● What is needed:
Identify, in the records below, every line where the string "distance" appears, and copy each such line.

○ ○ ○ ○ ○ ○ ○

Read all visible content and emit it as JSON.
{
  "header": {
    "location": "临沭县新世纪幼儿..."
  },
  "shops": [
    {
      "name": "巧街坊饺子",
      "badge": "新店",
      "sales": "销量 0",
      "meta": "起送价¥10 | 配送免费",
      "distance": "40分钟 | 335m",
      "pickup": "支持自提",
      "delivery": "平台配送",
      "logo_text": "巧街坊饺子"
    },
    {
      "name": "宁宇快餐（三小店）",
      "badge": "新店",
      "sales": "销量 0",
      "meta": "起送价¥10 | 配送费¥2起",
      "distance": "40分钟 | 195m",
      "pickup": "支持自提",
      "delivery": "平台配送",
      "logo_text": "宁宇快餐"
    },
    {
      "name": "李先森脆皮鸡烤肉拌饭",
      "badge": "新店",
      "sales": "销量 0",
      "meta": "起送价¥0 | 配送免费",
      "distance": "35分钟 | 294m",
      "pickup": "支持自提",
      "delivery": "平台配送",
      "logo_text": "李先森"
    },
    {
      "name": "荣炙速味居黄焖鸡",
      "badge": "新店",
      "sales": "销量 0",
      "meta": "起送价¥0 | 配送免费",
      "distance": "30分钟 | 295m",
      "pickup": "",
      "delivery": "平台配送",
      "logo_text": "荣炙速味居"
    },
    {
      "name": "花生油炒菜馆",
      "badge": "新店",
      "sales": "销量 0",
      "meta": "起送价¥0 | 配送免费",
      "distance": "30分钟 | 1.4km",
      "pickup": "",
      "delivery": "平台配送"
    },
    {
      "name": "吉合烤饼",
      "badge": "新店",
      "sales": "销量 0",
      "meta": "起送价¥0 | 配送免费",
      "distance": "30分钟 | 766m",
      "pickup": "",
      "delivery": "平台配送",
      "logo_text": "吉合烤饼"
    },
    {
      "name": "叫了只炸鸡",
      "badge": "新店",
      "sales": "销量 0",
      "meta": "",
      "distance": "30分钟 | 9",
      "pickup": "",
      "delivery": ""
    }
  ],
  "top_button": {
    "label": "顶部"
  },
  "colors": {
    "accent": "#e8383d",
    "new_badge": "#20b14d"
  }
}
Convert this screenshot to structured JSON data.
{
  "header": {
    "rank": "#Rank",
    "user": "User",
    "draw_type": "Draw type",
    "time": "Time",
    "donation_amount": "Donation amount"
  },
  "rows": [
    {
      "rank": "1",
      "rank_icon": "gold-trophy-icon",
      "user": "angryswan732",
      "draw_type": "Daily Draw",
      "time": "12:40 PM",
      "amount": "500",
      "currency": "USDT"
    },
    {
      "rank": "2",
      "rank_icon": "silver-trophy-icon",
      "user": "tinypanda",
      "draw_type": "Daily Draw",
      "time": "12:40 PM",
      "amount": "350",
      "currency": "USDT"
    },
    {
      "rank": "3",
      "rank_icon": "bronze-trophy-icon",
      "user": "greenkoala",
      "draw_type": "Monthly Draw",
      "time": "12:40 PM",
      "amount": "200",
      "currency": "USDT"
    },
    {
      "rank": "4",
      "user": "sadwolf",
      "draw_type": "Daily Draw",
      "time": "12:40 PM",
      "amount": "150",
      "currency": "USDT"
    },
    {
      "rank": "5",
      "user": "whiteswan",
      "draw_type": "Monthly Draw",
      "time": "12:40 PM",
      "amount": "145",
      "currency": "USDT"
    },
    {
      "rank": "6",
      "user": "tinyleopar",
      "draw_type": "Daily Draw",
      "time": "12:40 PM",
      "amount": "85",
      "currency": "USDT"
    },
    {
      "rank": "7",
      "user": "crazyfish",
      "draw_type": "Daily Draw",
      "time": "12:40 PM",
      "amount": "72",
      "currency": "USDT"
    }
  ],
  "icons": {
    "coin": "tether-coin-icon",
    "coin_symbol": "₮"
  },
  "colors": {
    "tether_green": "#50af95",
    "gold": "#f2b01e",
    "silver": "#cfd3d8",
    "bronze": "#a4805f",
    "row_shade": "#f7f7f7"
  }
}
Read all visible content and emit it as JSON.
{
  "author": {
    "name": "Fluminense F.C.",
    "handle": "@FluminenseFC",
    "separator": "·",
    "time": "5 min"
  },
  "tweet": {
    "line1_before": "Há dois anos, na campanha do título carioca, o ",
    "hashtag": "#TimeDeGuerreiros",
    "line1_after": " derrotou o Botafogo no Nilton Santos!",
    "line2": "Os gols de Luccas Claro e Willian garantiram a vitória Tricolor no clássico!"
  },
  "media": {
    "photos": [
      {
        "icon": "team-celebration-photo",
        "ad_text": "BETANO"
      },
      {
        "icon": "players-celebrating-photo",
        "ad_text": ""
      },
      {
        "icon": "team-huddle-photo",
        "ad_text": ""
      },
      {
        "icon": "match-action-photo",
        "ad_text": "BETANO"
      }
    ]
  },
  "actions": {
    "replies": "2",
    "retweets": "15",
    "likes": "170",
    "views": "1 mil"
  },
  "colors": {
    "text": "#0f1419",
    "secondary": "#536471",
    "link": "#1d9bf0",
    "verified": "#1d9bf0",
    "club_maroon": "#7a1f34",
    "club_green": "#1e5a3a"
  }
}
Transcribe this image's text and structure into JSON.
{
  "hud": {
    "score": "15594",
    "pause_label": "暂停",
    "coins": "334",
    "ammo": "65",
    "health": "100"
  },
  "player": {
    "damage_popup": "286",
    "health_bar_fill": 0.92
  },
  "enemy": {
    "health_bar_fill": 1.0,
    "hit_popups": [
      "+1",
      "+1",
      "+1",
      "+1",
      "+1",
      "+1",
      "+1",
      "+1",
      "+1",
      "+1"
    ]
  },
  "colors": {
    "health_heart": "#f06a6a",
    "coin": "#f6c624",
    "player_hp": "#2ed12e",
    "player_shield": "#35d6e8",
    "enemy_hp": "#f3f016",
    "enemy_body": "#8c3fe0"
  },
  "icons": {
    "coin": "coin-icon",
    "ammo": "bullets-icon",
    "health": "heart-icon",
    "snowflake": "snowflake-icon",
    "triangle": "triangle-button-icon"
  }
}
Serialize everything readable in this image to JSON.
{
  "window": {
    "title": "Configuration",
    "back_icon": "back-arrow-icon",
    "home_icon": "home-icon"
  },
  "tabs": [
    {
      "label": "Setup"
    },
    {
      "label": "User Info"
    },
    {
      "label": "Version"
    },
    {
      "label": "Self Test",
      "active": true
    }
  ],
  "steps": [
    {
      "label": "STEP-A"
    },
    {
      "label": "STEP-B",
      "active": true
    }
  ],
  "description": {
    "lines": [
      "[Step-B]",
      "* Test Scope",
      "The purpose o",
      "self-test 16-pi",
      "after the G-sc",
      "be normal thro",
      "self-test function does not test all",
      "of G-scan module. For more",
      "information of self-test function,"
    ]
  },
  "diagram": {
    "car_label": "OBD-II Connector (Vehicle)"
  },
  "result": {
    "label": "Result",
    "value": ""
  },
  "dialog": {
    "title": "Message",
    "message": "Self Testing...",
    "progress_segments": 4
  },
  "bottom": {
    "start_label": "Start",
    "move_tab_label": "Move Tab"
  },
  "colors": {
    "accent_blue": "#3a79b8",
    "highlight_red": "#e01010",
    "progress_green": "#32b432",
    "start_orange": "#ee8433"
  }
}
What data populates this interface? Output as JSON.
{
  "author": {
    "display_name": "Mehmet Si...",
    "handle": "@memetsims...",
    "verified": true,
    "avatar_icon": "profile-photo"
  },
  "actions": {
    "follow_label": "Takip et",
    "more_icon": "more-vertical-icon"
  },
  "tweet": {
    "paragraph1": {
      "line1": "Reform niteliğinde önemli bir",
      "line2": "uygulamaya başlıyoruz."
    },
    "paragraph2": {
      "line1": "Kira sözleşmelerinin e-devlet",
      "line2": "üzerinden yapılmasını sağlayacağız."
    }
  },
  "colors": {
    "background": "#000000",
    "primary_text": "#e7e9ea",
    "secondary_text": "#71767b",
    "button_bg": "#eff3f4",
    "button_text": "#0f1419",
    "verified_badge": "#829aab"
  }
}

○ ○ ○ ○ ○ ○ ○

● Completed exercise:
      "distance": "40分钟 | 335m",
      "distance": "40分钟 | 195m",
      "distance": "35分钟 | 294m",
      "distance": "30分钟 | 295m",
      "distance": "30分钟 | 1.4km",
      "distance": "30分钟 | 766m",
      "distance": "30分钟 | 9",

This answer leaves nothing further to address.